9 October 2012
Reducing nitride LED droop with AlInN superlattice electron blocking
University of California, Santa Barbara has reduced efficiency droop while maintaining peak efficiency in nitride semiconductor light-emitting diodes (LEDs) through the use of an aluminium indium nitride (AlInN) superlattice (SL) for electron blocking [Roy B. Chung et al, Appl. Phys. Lett., vol101, p131113, 2012].
Nitride semiconductor LEDs suffer from large efficiency droop at high current. One source of this effect is thought to be from electrons overshooting the active light-emitting region, ending up in the p-contact layers. These electrons generally recombine with holes non-radiatively. This both wastes the electron and reduces hole injection into the active region.
To combat this effect, aluminium gallium nitride (AlGaN) electron-blocking layers (EBLs) are often used. Unfortunately, these barriers not only keep the electrons in the active region, they also impede hole injection.
One unpleasant factor of AlGaN layers is that they are subject to tensile strain due to lattice mismatch with the underlying GaN crystal structure. Such strain tends to lead to material quality degradation and reduced performance for LEDs. By contrast, AlInN with indium content around 18% matches the GaN crystal structure parameters and could lead to better-performing EBLs. In addition, the valence band offset (or hole barrier) is smaller than with AlGaN. However, AlInN growth is relatively immature and there is still a large amount of development work needed to optimize and find the limitations of the material.
The researchers used metal-organic chemical vapor deposition (MOCVD) on sapphire in a Veeco P-75 vertical reactor. To create LEDs, various p-doping processes for the AlInN layers were explored. The active region consisted of six InGaN quantum wells and barriers (Figure 1). The electron-blocking layer consisted of either a single lattice-matched (18% In) AlInN layer or a sequence of AlInN/GaN layers making up a superlattice. A conventional AlGaN EBL was also produced for comparison. The magnesium (Mg) doping of the superlattice layers was heavier for AlInN than for GaN.
Figure 1: Schematic diagram of LED structure with various EBLs.
The material was used to make 200µm x 500µm LEDs with a tin-doped indium tin oxide (ITO) transparent conducting layer p-electrode and a titanium/aluminum/nickel/gold n-electrode. The devices were mounted on silver headers and encapsulated.

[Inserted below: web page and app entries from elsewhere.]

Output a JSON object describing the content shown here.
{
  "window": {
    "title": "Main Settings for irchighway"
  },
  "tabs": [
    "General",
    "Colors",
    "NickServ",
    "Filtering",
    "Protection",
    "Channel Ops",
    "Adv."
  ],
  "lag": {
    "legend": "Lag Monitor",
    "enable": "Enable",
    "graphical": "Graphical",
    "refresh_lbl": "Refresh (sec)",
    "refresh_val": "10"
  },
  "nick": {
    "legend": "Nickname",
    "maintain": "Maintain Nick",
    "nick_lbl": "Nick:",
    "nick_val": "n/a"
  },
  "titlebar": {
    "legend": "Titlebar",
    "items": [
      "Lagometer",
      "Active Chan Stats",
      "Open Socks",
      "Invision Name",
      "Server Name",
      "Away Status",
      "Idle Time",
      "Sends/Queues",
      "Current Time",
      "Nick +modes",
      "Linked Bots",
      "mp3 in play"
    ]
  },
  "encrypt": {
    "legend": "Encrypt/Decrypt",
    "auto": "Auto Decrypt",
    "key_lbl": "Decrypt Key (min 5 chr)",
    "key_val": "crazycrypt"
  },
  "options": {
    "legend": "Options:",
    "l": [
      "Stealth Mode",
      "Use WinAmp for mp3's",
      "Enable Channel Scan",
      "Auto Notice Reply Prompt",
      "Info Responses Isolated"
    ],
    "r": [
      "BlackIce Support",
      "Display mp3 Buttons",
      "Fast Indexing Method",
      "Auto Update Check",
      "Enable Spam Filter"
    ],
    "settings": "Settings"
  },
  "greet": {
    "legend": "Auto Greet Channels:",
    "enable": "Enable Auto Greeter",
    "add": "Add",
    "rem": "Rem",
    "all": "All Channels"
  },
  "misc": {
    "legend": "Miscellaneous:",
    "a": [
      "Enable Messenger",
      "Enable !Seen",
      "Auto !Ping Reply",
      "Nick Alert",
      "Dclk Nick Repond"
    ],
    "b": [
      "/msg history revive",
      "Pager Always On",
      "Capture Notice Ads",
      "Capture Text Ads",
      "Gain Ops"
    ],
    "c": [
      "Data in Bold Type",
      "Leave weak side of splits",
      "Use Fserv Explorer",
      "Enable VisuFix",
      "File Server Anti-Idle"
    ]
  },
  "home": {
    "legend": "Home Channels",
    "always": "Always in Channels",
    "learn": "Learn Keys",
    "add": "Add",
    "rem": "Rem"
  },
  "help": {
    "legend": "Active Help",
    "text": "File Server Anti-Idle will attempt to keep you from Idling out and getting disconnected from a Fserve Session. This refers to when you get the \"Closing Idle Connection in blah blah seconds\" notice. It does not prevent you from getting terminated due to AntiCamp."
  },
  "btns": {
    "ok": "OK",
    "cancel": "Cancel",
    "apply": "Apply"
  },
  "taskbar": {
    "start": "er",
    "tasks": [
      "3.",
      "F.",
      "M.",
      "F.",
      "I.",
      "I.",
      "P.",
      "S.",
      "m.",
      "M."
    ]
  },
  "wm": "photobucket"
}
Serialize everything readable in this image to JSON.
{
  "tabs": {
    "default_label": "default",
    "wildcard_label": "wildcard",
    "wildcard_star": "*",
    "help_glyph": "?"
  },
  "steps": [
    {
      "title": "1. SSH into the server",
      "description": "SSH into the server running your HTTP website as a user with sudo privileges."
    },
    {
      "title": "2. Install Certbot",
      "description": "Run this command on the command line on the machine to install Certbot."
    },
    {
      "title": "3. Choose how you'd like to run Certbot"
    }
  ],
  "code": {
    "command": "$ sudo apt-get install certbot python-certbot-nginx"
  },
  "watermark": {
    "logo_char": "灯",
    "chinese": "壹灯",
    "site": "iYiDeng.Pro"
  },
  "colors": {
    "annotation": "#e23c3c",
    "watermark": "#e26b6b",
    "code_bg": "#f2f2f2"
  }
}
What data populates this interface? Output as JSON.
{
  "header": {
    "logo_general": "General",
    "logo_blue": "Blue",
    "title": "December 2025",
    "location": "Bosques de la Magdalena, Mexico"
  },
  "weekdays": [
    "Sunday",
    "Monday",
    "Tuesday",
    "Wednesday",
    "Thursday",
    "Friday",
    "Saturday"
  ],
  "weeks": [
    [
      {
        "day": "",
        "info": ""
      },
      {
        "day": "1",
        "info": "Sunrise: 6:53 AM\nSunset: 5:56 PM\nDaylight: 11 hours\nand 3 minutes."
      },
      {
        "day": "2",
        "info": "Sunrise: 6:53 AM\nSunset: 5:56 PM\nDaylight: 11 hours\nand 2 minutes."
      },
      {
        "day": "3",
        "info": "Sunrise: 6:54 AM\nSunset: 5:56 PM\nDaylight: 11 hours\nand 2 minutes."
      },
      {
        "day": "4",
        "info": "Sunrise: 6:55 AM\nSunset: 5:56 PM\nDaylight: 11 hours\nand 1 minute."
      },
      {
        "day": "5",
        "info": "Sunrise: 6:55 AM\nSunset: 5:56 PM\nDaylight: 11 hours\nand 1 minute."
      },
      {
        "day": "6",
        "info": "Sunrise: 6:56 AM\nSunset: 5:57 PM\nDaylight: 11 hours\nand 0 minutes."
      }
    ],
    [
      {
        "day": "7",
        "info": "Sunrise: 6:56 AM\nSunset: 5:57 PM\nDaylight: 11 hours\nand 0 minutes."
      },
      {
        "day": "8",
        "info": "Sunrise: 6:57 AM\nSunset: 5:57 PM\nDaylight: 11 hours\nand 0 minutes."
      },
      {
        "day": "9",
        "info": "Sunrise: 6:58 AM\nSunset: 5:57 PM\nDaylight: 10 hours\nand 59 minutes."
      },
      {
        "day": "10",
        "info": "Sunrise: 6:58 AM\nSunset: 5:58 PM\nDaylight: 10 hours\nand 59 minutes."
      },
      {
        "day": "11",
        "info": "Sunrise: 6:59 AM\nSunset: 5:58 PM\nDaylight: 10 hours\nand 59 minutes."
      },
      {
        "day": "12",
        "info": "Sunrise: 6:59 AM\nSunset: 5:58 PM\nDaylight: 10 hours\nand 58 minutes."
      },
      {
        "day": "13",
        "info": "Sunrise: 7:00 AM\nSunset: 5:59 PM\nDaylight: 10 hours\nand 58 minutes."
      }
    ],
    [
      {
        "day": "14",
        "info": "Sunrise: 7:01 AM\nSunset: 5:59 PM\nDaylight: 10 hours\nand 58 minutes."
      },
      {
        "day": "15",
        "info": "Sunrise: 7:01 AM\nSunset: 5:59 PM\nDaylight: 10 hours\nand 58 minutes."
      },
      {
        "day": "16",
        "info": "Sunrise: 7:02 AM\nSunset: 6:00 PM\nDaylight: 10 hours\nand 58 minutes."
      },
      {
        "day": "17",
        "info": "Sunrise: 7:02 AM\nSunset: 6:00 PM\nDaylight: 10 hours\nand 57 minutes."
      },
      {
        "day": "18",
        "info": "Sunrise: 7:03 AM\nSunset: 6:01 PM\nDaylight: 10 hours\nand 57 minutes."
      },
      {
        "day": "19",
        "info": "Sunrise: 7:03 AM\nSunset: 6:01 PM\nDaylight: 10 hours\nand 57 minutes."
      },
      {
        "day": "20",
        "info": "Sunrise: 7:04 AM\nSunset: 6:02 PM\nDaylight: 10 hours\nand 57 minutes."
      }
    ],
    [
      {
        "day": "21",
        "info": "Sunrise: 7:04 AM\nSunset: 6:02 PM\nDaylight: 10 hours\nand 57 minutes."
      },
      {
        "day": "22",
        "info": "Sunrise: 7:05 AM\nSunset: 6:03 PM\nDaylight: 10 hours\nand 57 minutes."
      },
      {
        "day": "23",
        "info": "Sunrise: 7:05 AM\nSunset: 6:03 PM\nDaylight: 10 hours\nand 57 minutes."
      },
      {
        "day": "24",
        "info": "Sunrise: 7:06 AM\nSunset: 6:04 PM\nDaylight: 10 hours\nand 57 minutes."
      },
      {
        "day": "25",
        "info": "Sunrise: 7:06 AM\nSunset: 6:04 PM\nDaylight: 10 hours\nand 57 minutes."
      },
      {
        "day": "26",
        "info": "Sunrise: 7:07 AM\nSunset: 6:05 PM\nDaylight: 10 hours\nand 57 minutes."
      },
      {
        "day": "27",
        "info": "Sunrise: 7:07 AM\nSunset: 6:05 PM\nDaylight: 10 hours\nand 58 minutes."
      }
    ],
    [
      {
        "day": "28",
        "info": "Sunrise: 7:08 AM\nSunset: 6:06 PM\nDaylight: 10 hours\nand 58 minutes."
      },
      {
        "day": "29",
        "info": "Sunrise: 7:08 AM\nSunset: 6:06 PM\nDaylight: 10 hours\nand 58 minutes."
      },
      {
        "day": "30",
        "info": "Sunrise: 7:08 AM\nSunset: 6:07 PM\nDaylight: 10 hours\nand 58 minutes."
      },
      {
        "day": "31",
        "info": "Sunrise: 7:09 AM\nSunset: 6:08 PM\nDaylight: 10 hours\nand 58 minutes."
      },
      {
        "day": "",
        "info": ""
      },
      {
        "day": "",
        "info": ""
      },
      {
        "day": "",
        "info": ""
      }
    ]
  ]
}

One problem with a single AlInN EBL is that the layer is quite resistive, and under high Mg-doping the crystal quality deteriorates. The material also has an oxygen incorporation of around 1018/cm2, which leads to the donation of electrons and hence could be a factor reducing the hole carrier density through compensation. With increased thickness of AlInN EBL, the operating voltage increases and the light output power decreases at a current injection of 20mA. Neither of these effects is desirable.
The researchers believe that the structural degradation by Mg doping and the compensation effect by the unintentional donor impurity have the strongest impacts on LED performance, compared with other possibilities.
The superlattice structure, by contrast, showed similar light output power compared with the LED that had a conventional AlGaN EBL. The power at 20mA was 23.8mW for the SL LED and 24.76mW for the AlGaN LED. The injection current was pulsed with a 1% duty cycle to avoid self-heating effects.
The SL LED further showed improved current droop performance over the AlGaN LED (Figure 2a). The peak external quantum efficiency (EQE) was 42% for the SL EBL and 43% for the AlGaN EBL. While the SL EBL device continued with little change in EQE up to 100A/cm2 current density, the AlGaN EBL LED began to droop at 50A/cm2. At 300A/cm2, the droop from the peak was 17% with an SL EBL, but 36% with an AlGaN EBL.
Figure 2: (a) EQE and light output power as a function of current density for LEDs with SL EBL (orange triangles) and AlGaN EBL (blue circles), with inset showing current–voltage characteristics of LEDs (DC operation), and (b) calculated band diagram comparison between AlGaN and AlInN/GaN SL EBL structures.
The operating voltage at 20mA was 4.4V with SL EBL and 4.6V with AlGaN EBL. These relatively high operating voltages are attributed to “unoptimized ITO process and p-GaN, resulting in the high contact resistance”.
The measured valence-band offset between lattice-matched AlInN and GaN is 0.2–0.3eV, giving a 0.7–0.8eV conduction-band offset. In the SL structure, the conduction-band offset has an extra 0.4eV compared with the AlGaN value. The researchers think that this could explain the delay in droop performance. Simulations (Figure 2b) suggest that the repeated thin layers of AlInN of the SL could also minimize tunneling effects while avoiding structural degradation caused by doping. The slight reduction in the simulated hole barrier would improve hole transport into the active region.
The author Mike Cooke is a freelance technology journalist who has worked in the semiconductor and advanced technology sectors since 1997.